▶ **Task to carry out**
Please report how many lines in the records below contain the word "Server", giving only that number.

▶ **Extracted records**
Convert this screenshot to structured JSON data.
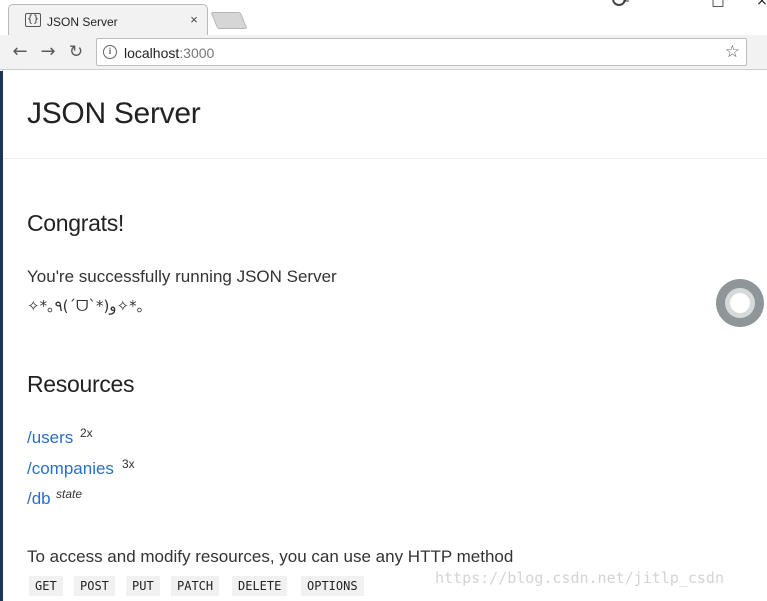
{
  "browser": {
    "tab_title": "JSON Server",
    "tab_close": "×",
    "url_host": "localhost",
    "url_port": ":3000",
    "icons": {
      "back": "arrow-left",
      "forward": "arrow-right",
      "reload": "reload",
      "info": "info",
      "bookmark": "star"
    }
  },
  "page": {
    "title": "JSON Server",
    "congrats_heading": "Congrats!",
    "running_text": "You're successfully running JSON Server",
    "kaomoji": "✧*｡٩(ˊᗜˋ*)و✧*｡",
    "resources_heading": "Resources",
    "resources": [
      {
        "path": "/users",
        "note": "2x"
      },
      {
        "path": "/companies",
        "note": "3x"
      },
      {
        "path": "/db",
        "note": "state"
      }
    ],
    "access_text": "To access and modify resources, you can use any HTTP method",
    "methods": [
      "GET",
      "POST",
      "PUT",
      "PATCH",
      "DELETE",
      "OPTIONS"
    ]
  },
  "watermark": "https://blog.csdn.net/jitlp_csdn",
  "colors": {
    "link": "#2a6fc4",
    "text": "#333333",
    "code_bg": "#f1f1f1"
  }
}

▶ **Exercise answer**
3